## Task directions:
Among the lines of the records, please find those that contain the word "Edit" and copy them.

## Excerpted data:
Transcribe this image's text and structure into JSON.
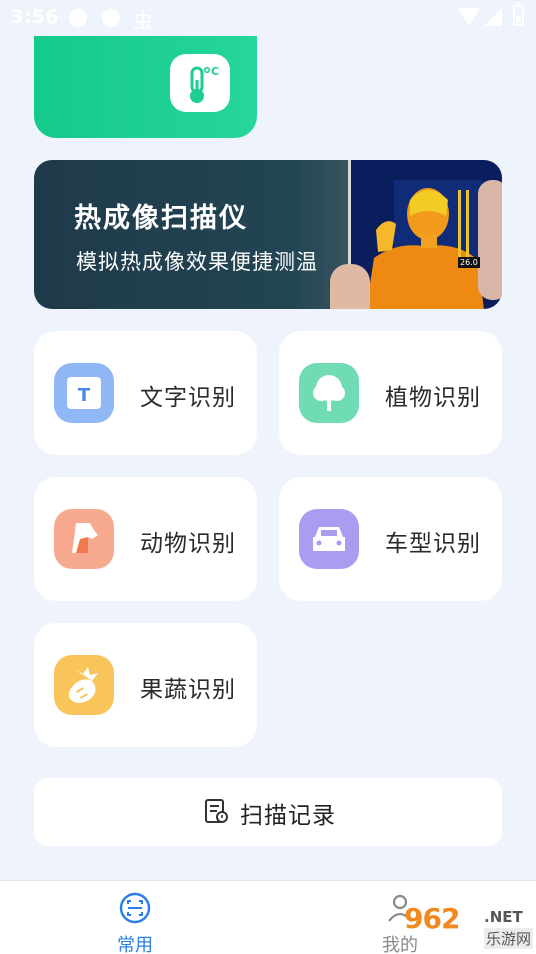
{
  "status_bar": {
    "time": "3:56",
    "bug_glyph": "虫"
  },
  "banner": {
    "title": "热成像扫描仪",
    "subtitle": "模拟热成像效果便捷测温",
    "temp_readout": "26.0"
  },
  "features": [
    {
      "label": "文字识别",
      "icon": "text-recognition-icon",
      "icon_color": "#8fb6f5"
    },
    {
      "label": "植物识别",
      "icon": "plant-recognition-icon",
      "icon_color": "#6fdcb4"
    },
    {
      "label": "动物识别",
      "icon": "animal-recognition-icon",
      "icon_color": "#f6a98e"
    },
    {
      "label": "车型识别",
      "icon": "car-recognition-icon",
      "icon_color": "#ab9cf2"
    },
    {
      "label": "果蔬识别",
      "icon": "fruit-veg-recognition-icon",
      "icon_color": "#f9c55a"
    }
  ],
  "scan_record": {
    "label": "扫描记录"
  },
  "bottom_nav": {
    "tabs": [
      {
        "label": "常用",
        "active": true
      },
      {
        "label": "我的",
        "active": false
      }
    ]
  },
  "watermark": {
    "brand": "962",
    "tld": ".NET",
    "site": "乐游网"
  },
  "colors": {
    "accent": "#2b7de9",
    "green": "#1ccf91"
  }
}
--
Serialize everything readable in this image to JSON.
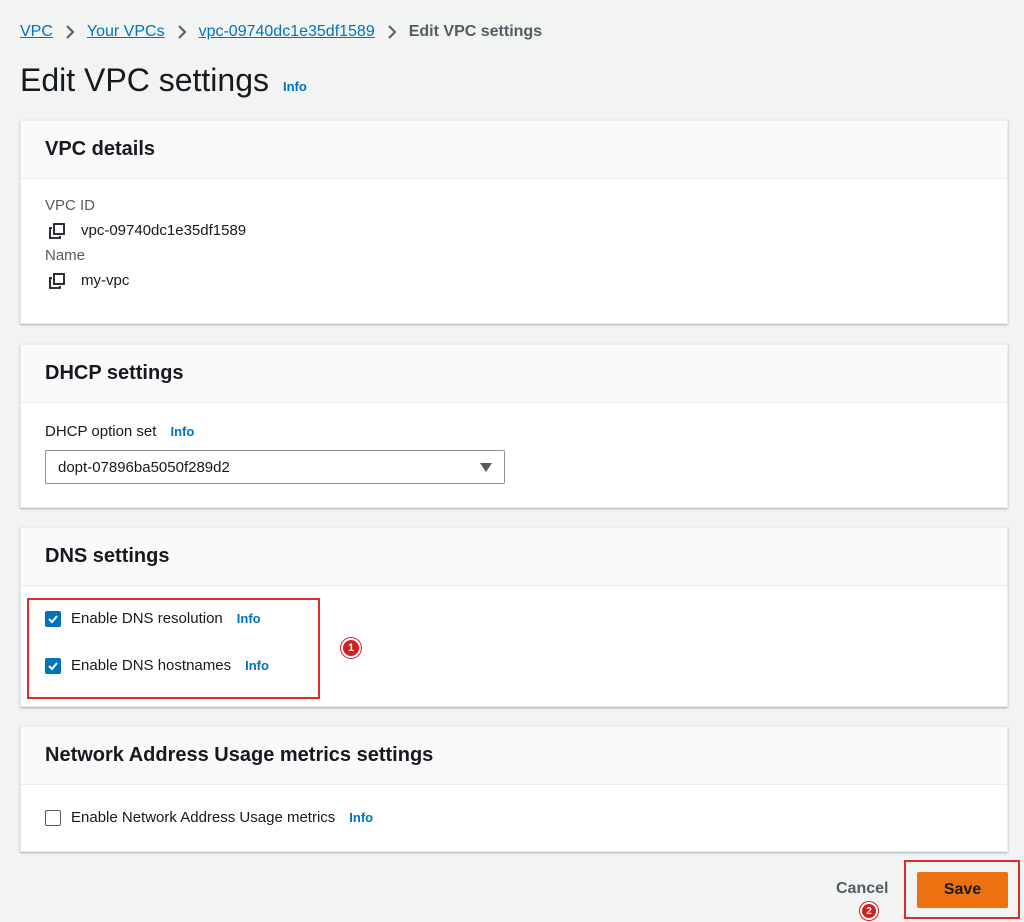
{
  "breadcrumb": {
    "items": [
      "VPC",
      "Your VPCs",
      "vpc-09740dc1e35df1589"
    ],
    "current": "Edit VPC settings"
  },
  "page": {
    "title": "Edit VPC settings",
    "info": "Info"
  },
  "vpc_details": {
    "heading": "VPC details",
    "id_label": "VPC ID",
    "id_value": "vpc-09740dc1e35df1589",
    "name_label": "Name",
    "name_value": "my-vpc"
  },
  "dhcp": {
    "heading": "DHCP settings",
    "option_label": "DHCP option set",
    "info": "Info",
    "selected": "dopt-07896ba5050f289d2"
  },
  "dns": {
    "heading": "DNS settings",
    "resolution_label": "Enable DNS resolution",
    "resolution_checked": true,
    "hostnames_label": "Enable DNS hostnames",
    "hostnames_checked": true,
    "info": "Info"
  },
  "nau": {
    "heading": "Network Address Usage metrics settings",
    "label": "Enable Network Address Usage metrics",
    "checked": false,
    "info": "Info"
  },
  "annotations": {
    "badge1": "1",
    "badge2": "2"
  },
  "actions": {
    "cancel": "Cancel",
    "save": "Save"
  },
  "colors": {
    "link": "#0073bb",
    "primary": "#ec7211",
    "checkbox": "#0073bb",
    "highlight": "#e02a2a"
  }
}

## Written answer:
    "current": "Edit VPC settings"
    "title": "Edit VPC settings",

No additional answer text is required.